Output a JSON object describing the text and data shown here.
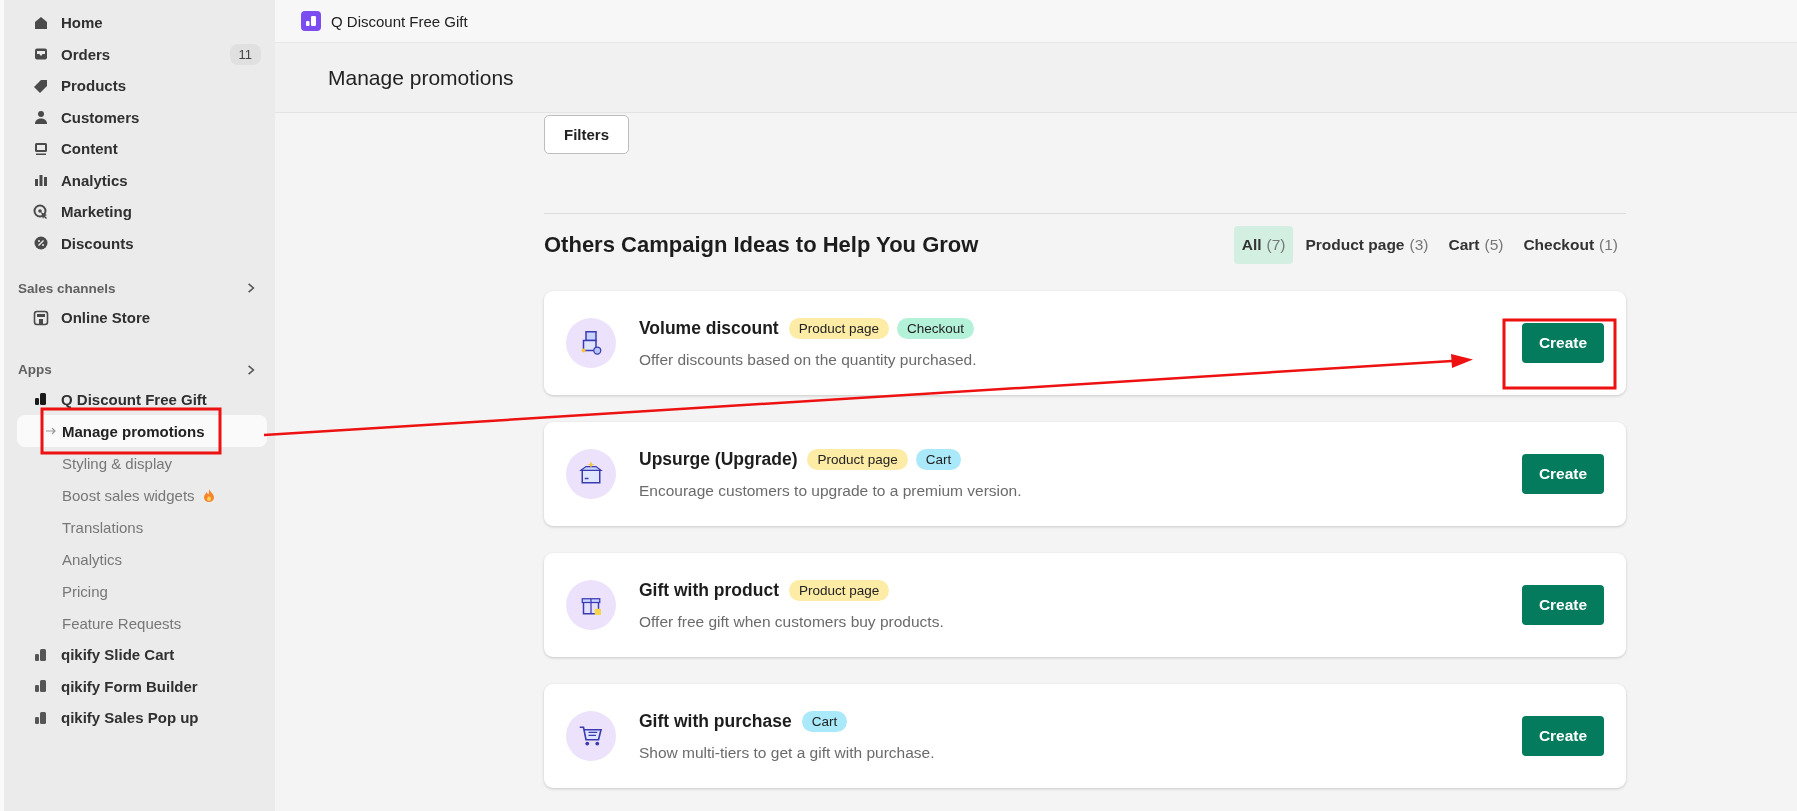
{
  "sidebar": {
    "nav": [
      {
        "label": "Home",
        "kind": "home",
        "selected": false
      },
      {
        "label": "Orders",
        "kind": "inbox",
        "badge": "11",
        "selected": false
      },
      {
        "label": "Products",
        "kind": "tag",
        "selected": false
      },
      {
        "label": "Customers",
        "kind": "person",
        "selected": false
      },
      {
        "label": "Content",
        "kind": "content",
        "selected": false
      },
      {
        "label": "Analytics",
        "kind": "bars",
        "selected": false
      },
      {
        "label": "Marketing",
        "kind": "target",
        "selected": false
      },
      {
        "label": "Discounts",
        "kind": "discount",
        "selected": false
      }
    ],
    "sales_channels": {
      "title": "Sales channels",
      "items": [
        {
          "label": "Online Store",
          "selected": false
        }
      ]
    },
    "apps": {
      "title": "Apps",
      "items": [
        {
          "label": "Q Discount Free Gift",
          "selected": false,
          "children": [
            {
              "label": "Manage promotions",
              "selected": true
            },
            {
              "label": "Styling & display",
              "selected": false
            },
            {
              "label": "Boost sales widgets",
              "hot": true,
              "selected": false
            },
            {
              "label": "Translations",
              "selected": false
            },
            {
              "label": "Analytics",
              "selected": false
            },
            {
              "label": "Pricing",
              "selected": false
            },
            {
              "label": "Feature Requests",
              "selected": false
            }
          ]
        },
        {
          "label": "qikify Slide Cart",
          "selected": false
        },
        {
          "label": "qikify Form Builder",
          "selected": false
        },
        {
          "label": "qikify Sales Pop up",
          "selected": false
        }
      ]
    }
  },
  "app_bar": {
    "title": "Q Discount Free Gift"
  },
  "page": {
    "title": "Manage promotions",
    "filters_button": "Filters",
    "ideas": {
      "heading": "Others Campaign Ideas to Help You Grow",
      "tabs": [
        {
          "label": "All",
          "count": "(7)",
          "selected": true
        },
        {
          "label": "Product page",
          "count": "(3)",
          "selected": false
        },
        {
          "label": "Cart",
          "count": "(5)",
          "selected": false
        },
        {
          "label": "Checkout",
          "count": "(1)",
          "selected": false
        }
      ],
      "cards": [
        {
          "title": "Volume discount",
          "kind": "boxes",
          "tags": [
            {
              "label": "Product page",
              "color": "#fdeca6"
            },
            {
              "label": "Checkout",
              "color": "#b4f1d9"
            }
          ],
          "description": "Offer discounts based on the quantity purchased.",
          "button": "Create"
        },
        {
          "title": "Upsurge (Upgrade)",
          "kind": "box",
          "tags": [
            {
              "label": "Product page",
              "color": "#fdeca6"
            },
            {
              "label": "Cart",
              "color": "#a9e9f9"
            }
          ],
          "description": "Encourage customers to upgrade to a premium version.",
          "button": "Create"
        },
        {
          "title": "Gift with product",
          "kind": "gift",
          "tags": [
            {
              "label": "Product page",
              "color": "#fdeca6"
            }
          ],
          "description": "Offer free gift when customers buy products.",
          "button": "Create"
        },
        {
          "title": "Gift with purchase",
          "kind": "cart",
          "tags": [
            {
              "label": "Cart",
              "color": "#a9e9f9"
            }
          ],
          "description": "Show multi-tiers to get a gift with purchase.",
          "button": "Create"
        }
      ]
    }
  }
}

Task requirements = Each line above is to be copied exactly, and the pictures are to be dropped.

Written answer =
Output a JSON object describing the text and data shown here.
{
  "sidebar": {
    "nav": [
      {
        "label": "Home",
        "kind": "home",
        "selected": false
      },
      {
        "label": "Orders",
        "kind": "inbox",
        "badge": "11",
        "selected": false
      },
      {
        "label": "Products",
        "kind": "tag",
        "selected": false
      },
      {
        "label": "Customers",
        "kind": "person",
        "selected": false
      },
      {
        "label": "Content",
        "kind": "content",
        "selected": false
      },
      {
        "label": "Analytics",
        "kind": "bars",
        "selected": false
      },
      {
        "label": "Marketing",
        "kind": "target",
        "selected": false
      },
      {
        "label": "Discounts",
        "kind": "discount",
        "selected": false
      }
    ],
    "sales_channels": {
      "title": "Sales channels",
      "items": [
        {
          "label": "Online Store",
          "selected": false
        }
      ]
    },
    "apps": {
      "title": "Apps",
      "items": [
        {
          "label": "Q Discount Free Gift",
          "selected": false,
          "children": [
            {
              "label": "Manage promotions",
              "selected": true
            },
            {
              "label": "Styling & display",
              "selected": false
            },
            {
              "label": "Boost sales widgets",
              "hot": true,
              "selected": false
            },
            {
              "label": "Translations",
              "selected": false
            },
            {
              "label": "Analytics",
              "selected": false
            },
            {
              "label": "Pricing",
              "selected": false
            },
            {
              "label": "Feature Requests",
              "selected": false
            }
          ]
        },
        {
          "label": "qikify Slide Cart",
          "selected": false
        },
        {
          "label": "qikify Form Builder",
          "selected": false
        },
        {
          "label": "qikify Sales Pop up",
          "selected": false
        }
      ]
    }
  },
  "app_bar": {
    "title": "Q Discount Free Gift"
  },
  "page": {
    "title": "Manage promotions",
    "filters_button": "Filters",
    "ideas": {
      "heading": "Others Campaign Ideas to Help You Grow",
      "tabs": [
        {
          "label": "All",
          "count": "(7)",
          "selected": true
        },
        {
          "label": "Product page",
          "count": "(3)",
          "selected": false
        },
        {
          "label": "Cart",
          "count": "(5)",
          "selected": false
        },
        {
          "label": "Checkout",
          "count": "(1)",
          "selected": false
        }
      ],
      "cards": [
        {
          "title": "Volume discount",
          "kind": "boxes",
          "tags": [
            {
              "label": "Product page",
              "color": "#fdeca6"
            },
            {
              "label": "Checkout",
              "color": "#b4f1d9"
            }
          ],
          "description": "Offer discounts based on the quantity purchased.",
          "button": "Create"
        },
        {
          "title": "Upsurge (Upgrade)",
          "kind": "box",
          "tags": [
            {
              "label": "Product page",
              "color": "#fdeca6"
            },
            {
              "label": "Cart",
              "color": "#a9e9f9"
            }
          ],
          "description": "Encourage customers to upgrade to a premium version.",
          "button": "Create"
        },
        {
          "title": "Gift with product",
          "kind": "gift",
          "tags": [
            {
              "label": "Product page",
              "color": "#fdeca6"
            }
          ],
          "description": "Offer free gift when customers buy products.",
          "button": "Create"
        },
        {
          "title": "Gift with purchase",
          "kind": "cart",
          "tags": [
            {
              "label": "Cart",
              "color": "#a9e9f9"
            }
          ],
          "description": "Show multi-tiers to get a gift with purchase.",
          "button": "Create"
        }
      ]
    }
  }
}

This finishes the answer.